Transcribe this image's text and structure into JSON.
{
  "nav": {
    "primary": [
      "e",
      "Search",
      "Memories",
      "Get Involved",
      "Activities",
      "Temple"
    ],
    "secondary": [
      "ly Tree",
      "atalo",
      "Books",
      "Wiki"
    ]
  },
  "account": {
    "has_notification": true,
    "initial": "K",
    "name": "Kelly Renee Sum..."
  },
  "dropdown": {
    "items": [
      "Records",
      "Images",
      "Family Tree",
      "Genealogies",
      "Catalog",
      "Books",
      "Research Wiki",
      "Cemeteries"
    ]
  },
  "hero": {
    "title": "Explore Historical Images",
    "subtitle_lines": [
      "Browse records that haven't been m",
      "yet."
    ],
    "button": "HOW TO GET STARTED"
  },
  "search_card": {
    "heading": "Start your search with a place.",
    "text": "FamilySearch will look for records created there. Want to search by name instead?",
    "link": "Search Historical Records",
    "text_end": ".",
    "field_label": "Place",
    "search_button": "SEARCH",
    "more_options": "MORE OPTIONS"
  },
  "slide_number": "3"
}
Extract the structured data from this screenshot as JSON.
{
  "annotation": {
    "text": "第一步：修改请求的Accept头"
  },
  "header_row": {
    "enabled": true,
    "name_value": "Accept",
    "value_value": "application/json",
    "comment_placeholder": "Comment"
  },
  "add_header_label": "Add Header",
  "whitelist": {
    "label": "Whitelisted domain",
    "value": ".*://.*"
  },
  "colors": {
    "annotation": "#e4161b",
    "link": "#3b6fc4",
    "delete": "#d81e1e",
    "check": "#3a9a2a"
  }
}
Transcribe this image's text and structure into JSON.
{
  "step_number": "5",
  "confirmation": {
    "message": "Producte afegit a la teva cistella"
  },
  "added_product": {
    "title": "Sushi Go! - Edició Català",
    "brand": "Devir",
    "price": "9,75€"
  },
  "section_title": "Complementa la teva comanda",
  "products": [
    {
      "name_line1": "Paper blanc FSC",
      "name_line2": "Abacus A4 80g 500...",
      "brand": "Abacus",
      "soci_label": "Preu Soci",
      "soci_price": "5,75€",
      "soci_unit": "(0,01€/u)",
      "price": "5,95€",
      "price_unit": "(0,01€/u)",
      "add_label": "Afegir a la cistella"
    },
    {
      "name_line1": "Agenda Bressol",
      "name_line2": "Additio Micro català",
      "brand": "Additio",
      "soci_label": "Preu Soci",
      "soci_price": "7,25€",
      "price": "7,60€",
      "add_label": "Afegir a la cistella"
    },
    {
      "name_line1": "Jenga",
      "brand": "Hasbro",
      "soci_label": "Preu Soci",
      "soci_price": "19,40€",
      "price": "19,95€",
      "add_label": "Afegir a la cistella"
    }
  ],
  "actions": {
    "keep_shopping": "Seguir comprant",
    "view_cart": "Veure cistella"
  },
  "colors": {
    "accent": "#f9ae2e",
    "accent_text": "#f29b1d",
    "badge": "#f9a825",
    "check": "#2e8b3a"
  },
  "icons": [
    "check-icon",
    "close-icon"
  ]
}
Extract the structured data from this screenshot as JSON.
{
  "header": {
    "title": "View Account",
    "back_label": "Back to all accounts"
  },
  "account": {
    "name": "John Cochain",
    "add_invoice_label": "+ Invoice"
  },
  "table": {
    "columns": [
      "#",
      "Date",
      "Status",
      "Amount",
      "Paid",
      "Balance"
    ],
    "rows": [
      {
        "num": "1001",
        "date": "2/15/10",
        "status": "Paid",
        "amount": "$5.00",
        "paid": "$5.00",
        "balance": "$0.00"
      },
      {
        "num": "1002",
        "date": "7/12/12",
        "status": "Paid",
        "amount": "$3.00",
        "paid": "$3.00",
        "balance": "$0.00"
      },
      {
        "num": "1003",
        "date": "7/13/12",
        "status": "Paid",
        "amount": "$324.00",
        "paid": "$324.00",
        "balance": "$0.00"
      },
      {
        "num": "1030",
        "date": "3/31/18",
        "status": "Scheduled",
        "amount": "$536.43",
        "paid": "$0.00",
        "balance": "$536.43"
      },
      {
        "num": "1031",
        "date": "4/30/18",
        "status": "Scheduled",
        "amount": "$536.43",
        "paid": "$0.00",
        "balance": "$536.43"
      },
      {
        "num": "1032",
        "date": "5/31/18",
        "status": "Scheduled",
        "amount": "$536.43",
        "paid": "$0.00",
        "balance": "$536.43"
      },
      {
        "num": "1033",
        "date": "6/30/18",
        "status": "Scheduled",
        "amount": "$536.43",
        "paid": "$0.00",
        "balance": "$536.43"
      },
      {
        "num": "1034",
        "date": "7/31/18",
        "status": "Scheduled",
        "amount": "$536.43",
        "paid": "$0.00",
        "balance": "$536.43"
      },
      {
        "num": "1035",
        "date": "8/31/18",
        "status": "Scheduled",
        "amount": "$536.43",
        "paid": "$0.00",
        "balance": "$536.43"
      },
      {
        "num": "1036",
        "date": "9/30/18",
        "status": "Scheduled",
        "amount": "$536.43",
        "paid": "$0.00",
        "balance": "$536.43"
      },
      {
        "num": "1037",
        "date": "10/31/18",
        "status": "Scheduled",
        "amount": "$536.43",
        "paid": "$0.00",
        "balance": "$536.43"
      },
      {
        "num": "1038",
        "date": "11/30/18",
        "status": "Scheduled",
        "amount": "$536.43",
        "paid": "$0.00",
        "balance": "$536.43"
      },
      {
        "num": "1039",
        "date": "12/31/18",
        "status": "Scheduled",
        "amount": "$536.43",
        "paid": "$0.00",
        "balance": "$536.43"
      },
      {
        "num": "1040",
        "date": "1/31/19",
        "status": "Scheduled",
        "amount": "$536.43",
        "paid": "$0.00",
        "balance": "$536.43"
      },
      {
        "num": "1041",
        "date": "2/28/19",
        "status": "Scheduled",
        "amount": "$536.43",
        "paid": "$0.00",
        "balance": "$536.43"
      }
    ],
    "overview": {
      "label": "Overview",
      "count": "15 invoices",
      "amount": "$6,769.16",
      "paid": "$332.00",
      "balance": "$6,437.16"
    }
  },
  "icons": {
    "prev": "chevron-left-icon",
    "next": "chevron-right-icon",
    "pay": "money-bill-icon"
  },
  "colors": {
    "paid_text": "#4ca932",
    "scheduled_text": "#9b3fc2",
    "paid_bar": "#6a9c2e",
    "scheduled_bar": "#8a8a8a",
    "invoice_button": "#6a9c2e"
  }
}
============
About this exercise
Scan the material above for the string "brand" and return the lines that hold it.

Exercise output
    "brand": "Devir",
      "brand": "Abacus",
      "brand": "Additio",
      "brand": "Hasbro",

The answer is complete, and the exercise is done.